Common euphemisms include early retirement, down-sizing, and transitioning, but they all amount to a layoff. Many of us define ourselves by our work, and losing a job can be shocking and difficult to comprehend. In addition to suffering a bruised ego, we often find ourselves without a social network or daily routine, as well as financially unstable. Whether you are an entry-level engineer, mid-career manager, or C-suite executive, “losing your job changes your view of who you are in your family and in society. It permeates every aspect of your life,” says Marjorie Kavanaugh, job coach and president of Panoramic Resumes.
The right mindset changes everything
Actively managing your mindset can help you come to grips with your loss, says Kavanaugh. Understand that getting laid off is almost never about you. Layoffs are typically based on business decisions beyond your control, such as a merger, an acquisition, or an organizational restructuring. “Knowing it’s not personal can help you maintain a positive attitude. A layoff doesn’t erase the value you offer or the relationships you’ve built,” she adds.
While this is a good place to start, it does not discount the fact that losing your job is traumatic and you need time to deal with the grief. Dave Ferguson was laid off after 12 years as an operations manager in the oil and energy industry. “For the first two weeks after the layoff, I was in shock. Then, as I went through the normal stages of grief, I realized I needed moral support from friends and family to help me through the dark days,” he says.
As painful as it is, a layoff allows time for reassessment and self-discovery. Charles Sanderson, for instance, used his layoff as an opportunity to take his career in a new direction. “It was something of a blessing in disguise; I had been contemplating setting up as an independent consultant anyway,” he says. Likewise, Aaron Sarafinas started a consulting practice. “After I was ‘elected to retire’ at 58, I knew there was a customer base for my skillset and much I could deliver to clients in process development and fluid mixing technology.”
Tips for moving beyond the initial impact
While we all might not be ready to turn a layoff into a consulting practice, follow this advice to help stay positive and find new employment after a layoff.
Document your accomplishments. “If you’ve written for external publications, presented at conferences, or developed other public documents, get copies of these items before your last day on the job,” says Sanderson. “Make sure you get copies of any client testimonials, performance reviews, or anything that will help update your résumé and provide interview talking points,” adds Kavanaugh.
Build your support team. Ferguson had not searched or interviewed for a job in 20 years, but worked with a coach to help him update his résumé and improve his interview skills. He also found a local support group that provided additional training, networking, and moral support. A support team can also help you maintain your self-confidence throughout the search process.
Assess your finances. Financial professionals recommend having at least six months of living expenses banked to weather a layoff. Even if you have this cushion, review your finances and take steps to economize. Determine whether you are eligible to collect unemployment benefits and apply for them. Accept any outplacement services your employer may offer, which can provide free practical advice, training materials, or workshops.
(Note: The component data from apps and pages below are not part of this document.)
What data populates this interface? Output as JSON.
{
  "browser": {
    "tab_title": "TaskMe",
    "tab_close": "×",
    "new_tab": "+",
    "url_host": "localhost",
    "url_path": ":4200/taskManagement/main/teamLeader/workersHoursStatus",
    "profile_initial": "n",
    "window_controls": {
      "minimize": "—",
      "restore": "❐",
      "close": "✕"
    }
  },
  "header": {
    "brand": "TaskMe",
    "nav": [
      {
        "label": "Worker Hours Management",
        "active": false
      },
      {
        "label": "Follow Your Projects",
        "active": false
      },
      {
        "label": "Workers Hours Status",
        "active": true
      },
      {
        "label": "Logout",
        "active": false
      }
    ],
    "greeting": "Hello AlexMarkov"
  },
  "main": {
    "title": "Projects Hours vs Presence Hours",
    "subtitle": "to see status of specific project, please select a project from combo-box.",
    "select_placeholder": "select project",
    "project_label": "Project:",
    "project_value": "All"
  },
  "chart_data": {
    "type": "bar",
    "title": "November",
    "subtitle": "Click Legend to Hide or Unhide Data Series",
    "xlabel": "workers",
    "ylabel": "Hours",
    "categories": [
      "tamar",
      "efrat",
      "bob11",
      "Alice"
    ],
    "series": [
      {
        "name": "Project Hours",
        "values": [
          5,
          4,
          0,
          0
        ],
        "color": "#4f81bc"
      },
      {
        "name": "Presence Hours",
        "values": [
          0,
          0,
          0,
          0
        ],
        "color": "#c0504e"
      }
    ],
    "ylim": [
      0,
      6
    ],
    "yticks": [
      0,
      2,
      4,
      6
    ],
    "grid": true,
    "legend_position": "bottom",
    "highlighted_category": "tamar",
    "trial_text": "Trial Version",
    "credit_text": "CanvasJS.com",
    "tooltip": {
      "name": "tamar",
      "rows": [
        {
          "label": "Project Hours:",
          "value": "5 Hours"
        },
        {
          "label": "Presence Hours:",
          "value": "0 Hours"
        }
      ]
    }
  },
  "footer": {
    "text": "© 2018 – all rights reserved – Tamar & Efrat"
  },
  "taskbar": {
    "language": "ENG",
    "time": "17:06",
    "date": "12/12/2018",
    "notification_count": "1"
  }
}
Update and restructure your résumé. If you have not applied for a job in decades, gone are the days of mailing a cover letter and résumé. Most application processes are conducted through an online interface that is powered by applicant tracking software (ATS). “If your résumé isn’t structured for ATS, it won’t be selected for the hiring manager’s review,” says Kavanaugh. A professional résumé writer can help you construct a résumé to showcase your skills and get through the ATS gate. Many recruiters use LinkedIn to find candidates, so update your LinkedIn profile with your strengths and accomplishments.
Make finding a job your job. Finding a job often requires conducting a lot of research and submitting many applications. Ferguson notes that he worked six to eight hours a day every week checking job postings, submitting applications, attending training, and networking.
Connect to your professional network. “I was gratified at how many former colleagues and contacts were willing to talk to me. Some pointed me toward interesting jobs; some offered feedback on my résumé and strengths,” says Sanderson. Both in-person meetings and LinkedIn can help you stay in touch with your network.
Learn new skills. Keeping your skillset relevant can help you qualify for positions in other fields. “In my case, I’m learning programmable logic controller (PLC) programming and electrical controls because it’s better to be a Swiss Army knife than a specialized tool,” says Vincent Chirico, a technician at General Electric.
Practice acceptance. While this may be an uncomfortable phase for you, recognize that many professionals experience layoffs and continue on to rewarding work. You will get through this, too.
Share your story. “Journaling and communicating with others going through the same thing can help you feel less alone and enable you to maintain a positive attitude,” says Kavanaugh. Join the conversation online at AIChE’s Engage to share your experience and advice.
This article originally appeared in the Career Connections column of the December 2019 issue of CEP. Members have access online to complete issues, including a vast, searchable archive of back-issues found at aiche.org/cep.